▸ Exercise objective
Copy every record exactly, and keep the pictures out.

(Dataset rows describing interfaces)
________

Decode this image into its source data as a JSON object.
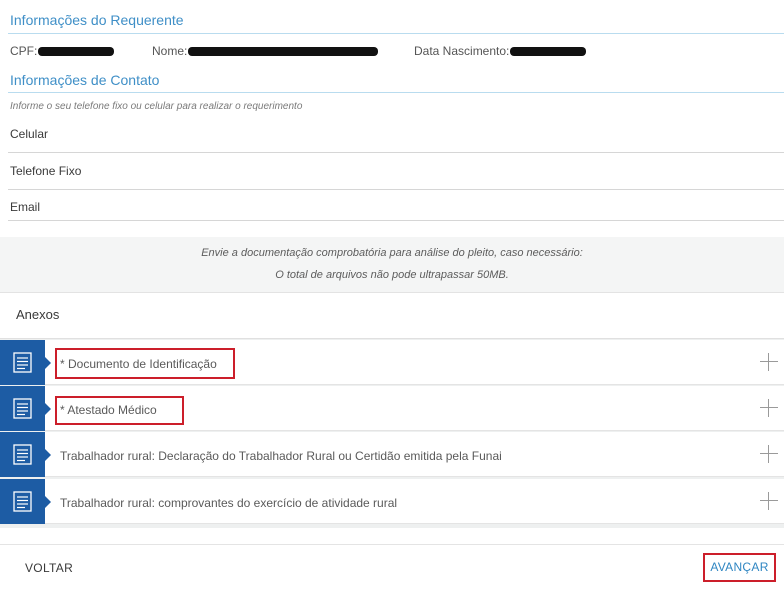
{
  "requerente": {
    "title": "Informações do Requerente",
    "cpf_label": "CPF:",
    "nome_label": "Nome:",
    "nascimento_label": "Data Nascimento:"
  },
  "contato": {
    "title": "Informações de Contato",
    "hint": "Informe o seu telefone fixo ou celular para realizar o requerimento",
    "fields": [
      {
        "label": "Celular"
      },
      {
        "label": "Telefone Fixo"
      },
      {
        "label": "Email"
      }
    ]
  },
  "notice": {
    "line1": "Envie a documentação comprobatória para análise do pleito, caso necessário:",
    "line2": "O total de arquivos não pode ultrapassar 50MB."
  },
  "anexos": {
    "title": "Anexos",
    "items": [
      {
        "label": "* Documento de Identificação",
        "icon": "document-icon"
      },
      {
        "label": "* Atestado Médico",
        "icon": "document-icon"
      },
      {
        "label": "Trabalhador rural: Declaração do Trabalhador Rural ou Certidão emitida pela Funai",
        "icon": "document-icon"
      },
      {
        "label": "Trabalhador rural: comprovantes do exercício de atividade rural",
        "icon": "document-icon"
      }
    ]
  },
  "footer": {
    "voltar_label": "VOLTAR",
    "avancar_label": "AVANÇAR"
  },
  "colors": {
    "accent": "#3f8fc7",
    "icon_bg": "#1d5ca4",
    "highlight": "#cc1e2a"
  }
}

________

▸ Your solution
Decode this image into its source data as a JSON object.
{
  "requerente": {
    "title": "Informações do Requerente",
    "cpf_label": "CPF:",
    "nome_label": "Nome:",
    "nascimento_label": "Data Nascimento:"
  },
  "contato": {
    "title": "Informações de Contato",
    "hint": "Informe o seu telefone fixo ou celular para realizar o requerimento",
    "fields": [
      {
        "label": "Celular"
      },
      {
        "label": "Telefone Fixo"
      },
      {
        "label": "Email"
      }
    ]
  },
  "notice": {
    "line1": "Envie a documentação comprobatória para análise do pleito, caso necessário:",
    "line2": "O total de arquivos não pode ultrapassar 50MB."
  },
  "anexos": {
    "title": "Anexos",
    "items": [
      {
        "label": "* Documento de Identificação",
        "icon": "document-icon"
      },
      {
        "label": "* Atestado Médico",
        "icon": "document-icon"
      },
      {
        "label": "Trabalhador rural: Declaração do Trabalhador Rural ou Certidão emitida pela Funai",
        "icon": "document-icon"
      },
      {
        "label": "Trabalhador rural: comprovantes do exercício de atividade rural",
        "icon": "document-icon"
      }
    ]
  },
  "footer": {
    "voltar_label": "VOLTAR",
    "avancar_label": "AVANÇAR"
  },
  "colors": {
    "accent": "#3f8fc7",
    "icon_bg": "#1d5ca4",
    "highlight": "#cc1e2a"
  }
}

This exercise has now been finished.